On 25 November 2015 the UK Chancellor delivered his Spending Review and Autumn Statement. While the Autumn Statement produced no new major pensions-related announcements, key points to highlight include:

  • The biggest real term increase to the basic State Pension in 15 years with the full basic State Pension rising to £119.30 a week, an increase of £3.35. This means that a person could receive £570 more a year in 2016-17 than if it had been uprated by average earnings since the start of the last Parliament.
  • The State Pension triple lock has been maintained, which means the benefit rises each year by 2.5 per cent, inflation or average earnings – whichever of the three is highest.
  •  From April 2016, those reaching pensionable age will receive the new single-tier pension with a starting rate of £155.65. Those reaching pensionable age before the reforms were introduced will receive their State Pension in line with current rules.
  • At the Summer Budget the government launched a consultation on potential changes to pension tax relief.
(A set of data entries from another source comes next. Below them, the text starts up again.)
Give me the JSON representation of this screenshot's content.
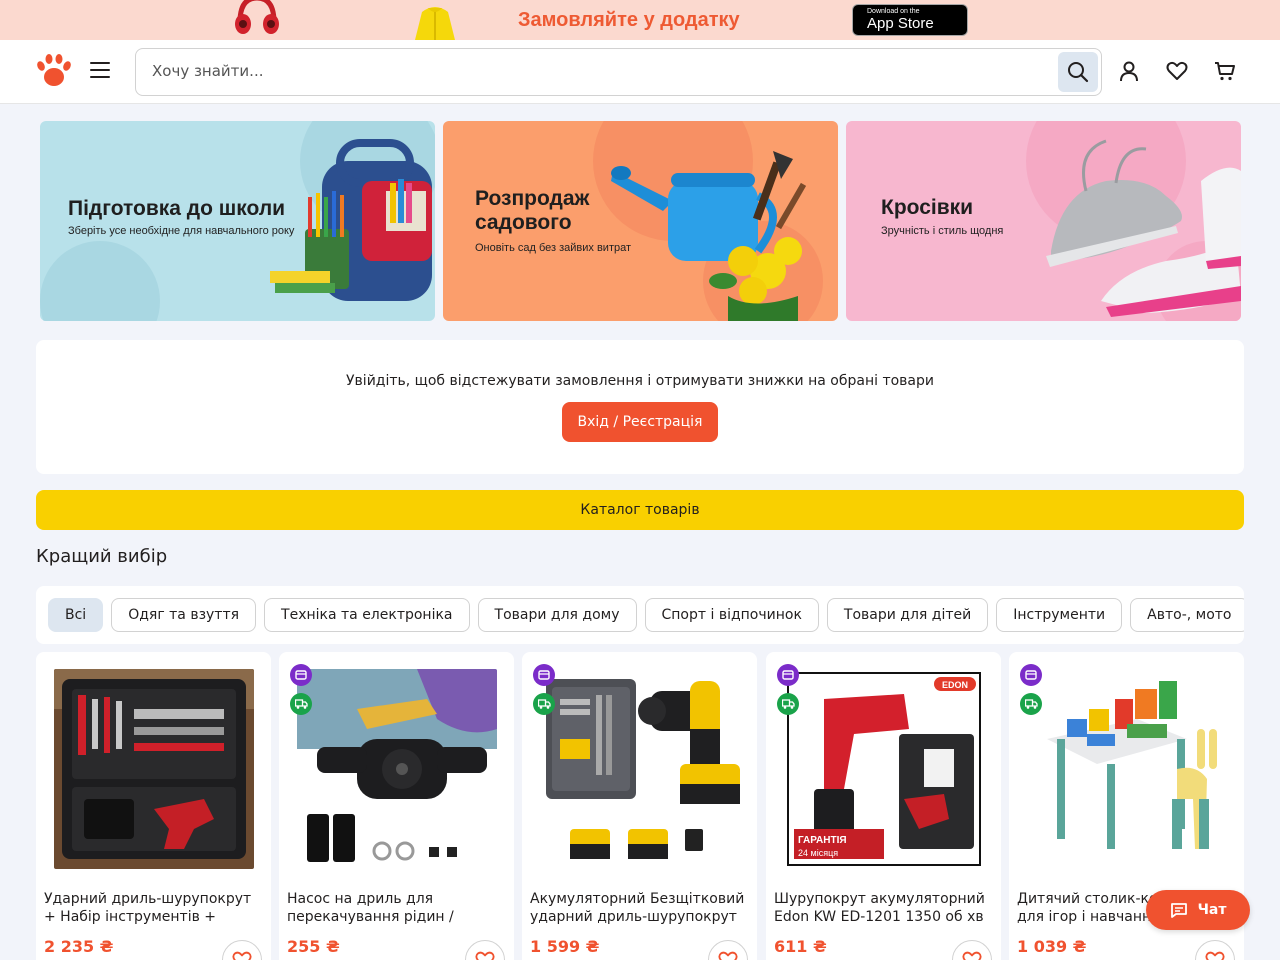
{
  "promo": {
    "text": "Замовляйте у додатку",
    "appstore_small": "Download on the",
    "appstore_big": "App Store"
  },
  "header": {
    "search_placeholder": "Хочу знайти...",
    "icons": [
      "logo-paw-icon",
      "menu-icon",
      "search-icon",
      "user-icon",
      "heart-icon",
      "cart-icon"
    ]
  },
  "banners": [
    {
      "title": "Підготовка до школи",
      "subtitle": "Зберіть усе необхідне для навчального року"
    },
    {
      "title": "Розпродаж садового",
      "subtitle": "Оновіть сад без зайвих витрат"
    },
    {
      "title": "Кросівки",
      "subtitle": "Зручність і стиль щодня"
    }
  ],
  "login": {
    "text": "Увійдіть, щоб відстежувати замовлення і отримувати знижки на обрані товари",
    "button": "Вхід / Реєстрація"
  },
  "catalog_button": "Каталог товарів",
  "section_title": "Кращий вибір",
  "chips": [
    {
      "label": "Всі",
      "active": true
    },
    {
      "label": "Одяг та взуття",
      "active": false
    },
    {
      "label": "Техніка та електроніка",
      "active": false
    },
    {
      "label": "Товари для дому",
      "active": false
    },
    {
      "label": "Спорт і відпочинок",
      "active": false
    },
    {
      "label": "Товари для дітей",
      "active": false
    },
    {
      "label": "Інструменти",
      "active": false
    },
    {
      "label": "Авто-, мото",
      "active": false
    }
  ],
  "products": [
    {
      "title": "Ударний дриль-шурупокрут + Набір інструментів +",
      "price": "2 235 ₴"
    },
    {
      "title": "Насос на дриль для перекачування рідин /",
      "price": "255 ₴"
    },
    {
      "title": "Акумуляторний Безщітковий ударний дриль-шурупокрут",
      "price": "1 599 ₴"
    },
    {
      "title": "Шурупокрут акумуляторний Edon KW ED-1201 1350 об хв",
      "price": "611 ₴"
    },
    {
      "title": "Дитячий столик-конструктор для ігор і навчання",
      "price": "1 039 ₴"
    }
  ],
  "product_image_texts": {
    "edon_brand": "EDON",
    "guarantee_line1": "ГАРАНТІЯ",
    "guarantee_line2": "24 місяця"
  },
  "chat_button": "Чат",
  "colors": {
    "accent": "#f0522f",
    "catalog_yellow": "#f9d000",
    "promo_bg": "#fbd9cf",
    "page_bg": "#f2f4fa",
    "badge_purple": "#7b2cc9",
    "badge_green": "#1aa34a"
  }
}
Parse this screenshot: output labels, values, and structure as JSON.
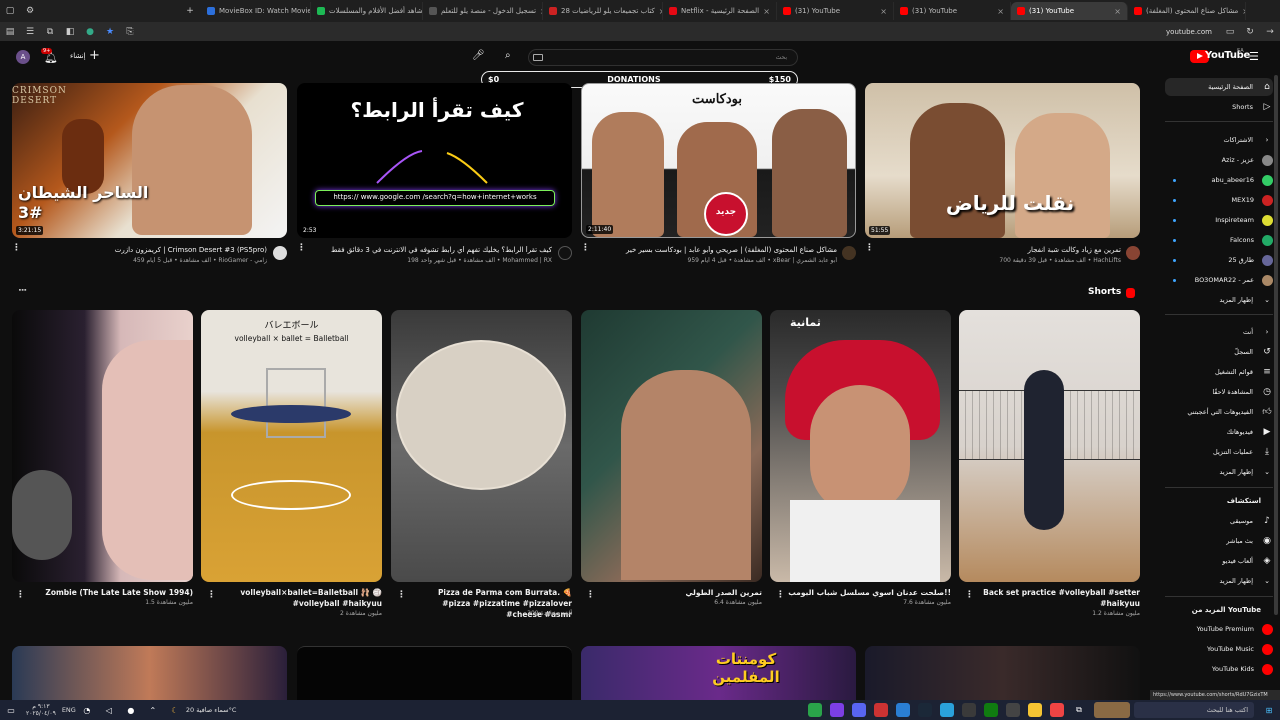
{
  "browser": {
    "tabs": [
      {
        "label": "MovieBox ID: Watch Movies, T",
        "color": "#2c6fdb"
      },
      {
        "label": "شاهد أفضل الأفلام والمسلسلات",
        "color": "#1db954"
      },
      {
        "label": "تسجيل الدخول - منصة يلو للتعلم",
        "color": "#555555"
      },
      {
        "label": "كتاب تجميعات يلو للرياضيات 28",
        "color": "#cc2222"
      },
      {
        "label": "Netflix - الصفحة الرئيسية",
        "color": "#e50914"
      },
      {
        "label": "(31) YouTube",
        "color": "#ff0000"
      },
      {
        "label": "(31) YouTube",
        "color": "#ff0000"
      },
      {
        "label": "(31) YouTube",
        "color": "#ff0000"
      },
      {
        "label": "مشاكل صناع المحتوى (المغلفة)",
        "color": "#ff0000"
      }
    ],
    "address": "youtube.com"
  },
  "header": {
    "logo_text": "YouTube",
    "logo_region": "SA",
    "create_label": "إنشاء",
    "notification_count": "9+",
    "search_placeholder": "بحث",
    "avatar_letter": "A"
  },
  "donation": {
    "left": "$0",
    "center": "DONATIONS",
    "right": "$150"
  },
  "videos": [
    {
      "duration": "3:21:15",
      "title": "كريمزون دازرت | Crimson Desert #3 (PS5pro)",
      "channel": "RioGamer - زامي",
      "meta": "459 ألف مشاهدة • قبل 5 أيام",
      "thumb_text": "الساحر الشيطان #3",
      "thumb_badge": "CRIMSON DESERT"
    },
    {
      "duration": "2:53",
      "title": "كيف تقرأ الرابط؟ يخليك تفهم أي رابط تشوفه في الانترنت في 3 دقائق فقط",
      "channel": "Mohammed | RX",
      "meta": "198 ألف مشاهدة • قبل شهر واحد",
      "thumb_text": "كيف تقرأ الرابط؟",
      "thumb_url": "https:// www.google.com /search?q=how+internet+works"
    },
    {
      "duration": "2:11:40",
      "title": "مشاكل صناع المحتوى (المغلفة) | صريحي وأبو عابد | بودكاست بسير خير",
      "channel": "xBear | أبو عابد الشمري",
      "meta": "959 ألف مشاهدة • قبل 4 أيام",
      "thumb_text": "جديد",
      "thumb_badge": "بودكاست"
    },
    {
      "duration": "51:55",
      "title": "تمرين مع زياد وكالت شبة انفجار",
      "channel": "HachLifts",
      "meta": "700 ألف مشاهدة • قبل 39 دقيقة",
      "thumb_text": "نقلت للرياض"
    }
  ],
  "shorts": {
    "heading": "Shorts",
    "items": [
      {
        "title": "Zombie (The Late Late Show 1994)",
        "views": "1.5 مليون مشاهدة"
      },
      {
        "title": "volleyball×ballet=Balletball 🩰 🏐 #volleyball #haikyuu",
        "views": "2 مليون مشاهدة",
        "thumb_text_jp": "バレエボール",
        "thumb_text_en": "volleyball × ballet = Balletball"
      },
      {
        "title": "Pizza de Parma com Burrata. 🍕 #pizza #pizzatime #pizzalover #cheese #asmr",
        "views": "309 ألف مشاهدة"
      },
      {
        "title": "تمرين الصدر الطولي",
        "views": "6.4 مليون مشاهدة"
      },
      {
        "title": "صلحت عدنان اسوي مسلسل شباب البومب!!",
        "views": "7.6 مليون مشاهدة",
        "thumb_text": "ثمانية"
      },
      {
        "title": "Back set practice #volleyball #setter #haikyuu",
        "views": "1.2 مليون مشاهدة"
      }
    ]
  },
  "bottom_row": [
    {
      "thumb_text": ""
    },
    {
      "thumb_text": ""
    },
    {
      "thumb_text": "كومنتات المفلمين"
    },
    {
      "thumb_text": ""
    }
  ],
  "sidebar": {
    "main": [
      {
        "label": "الصفحة الرئيسية",
        "icon": "home-icon"
      },
      {
        "label": "Shorts",
        "icon": "shorts-icon"
      }
    ],
    "subs_heading": "الاشتراكات",
    "subs": [
      {
        "label": "Aziz - عزيز",
        "color": "#888888"
      },
      {
        "label": "abu_abeer16",
        "color": "#33cc66"
      },
      {
        "label": "MEX19",
        "color": "#cc2222"
      },
      {
        "label": "Inspireteam",
        "color": "#dddd33"
      },
      {
        "label": "Falcons",
        "color": "#22aa66"
      },
      {
        "label": "طارق 25",
        "color": "#666699"
      },
      {
        "label": "BO3OMAR22 - عمر",
        "color": "#aa8866"
      }
    ],
    "subs_more": "إظهار المزيد",
    "you_heading": "أنت",
    "you": [
      {
        "label": "السجلّ",
        "icon": "history-icon"
      },
      {
        "label": "قوائم التشغيل",
        "icon": "playlist-icon"
      },
      {
        "label": "المشاهدة لاحقًا",
        "icon": "watch-later-icon"
      },
      {
        "label": "الفيديوهات التي أعجبتني",
        "icon": "like-icon"
      },
      {
        "label": "فيديوهاتك",
        "icon": "your-videos-icon"
      },
      {
        "label": "عمليات التنزيل",
        "icon": "download-icon"
      },
      {
        "label": "إظهار المزيد",
        "icon": "chevron-down-icon"
      }
    ],
    "explore_heading": "استكشاف",
    "explore": [
      {
        "label": "موسيقى",
        "icon": "music-icon"
      },
      {
        "label": "بث مباشر",
        "icon": "live-icon"
      },
      {
        "label": "ألعاب فيديو",
        "icon": "gaming-icon"
      },
      {
        "label": "إظهار المزيد",
        "icon": "chevron-down-icon"
      }
    ],
    "more_heading": "المزيد من YouTube",
    "more": [
      {
        "label": "YouTube Premium"
      },
      {
        "label": "YouTube Music"
      },
      {
        "label": "YouTube Kids"
      }
    ]
  },
  "status_url": "https://www.youtube.com/shorts/RdU7GzixTM",
  "taskbar": {
    "weather": "سماء صافية 20°C",
    "lang": "ENG",
    "time": "٩:١٣ م",
    "date": "٢٠٢٥/٠٤/٠٩",
    "search_placeholder": "اكتب هنا للبحث"
  },
  "colors": {
    "accent": "#ff0000",
    "bg": "#0f0f0f",
    "link": "#3ea6ff"
  }
}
The government is currently reviewing responses with a view to publishing a response at Budget 2016.
  • At the March 2015 Budget the government announced proposals to enable people to sell their annuity income stream to a third-party in exchange for a lump sum, provided the original annuity provider was in agreement – a so called secondary annuity market.  The Autumn Statement confirmed the government will publish a formal response in December 2015 with legislation expected in the Finance Bill 2017.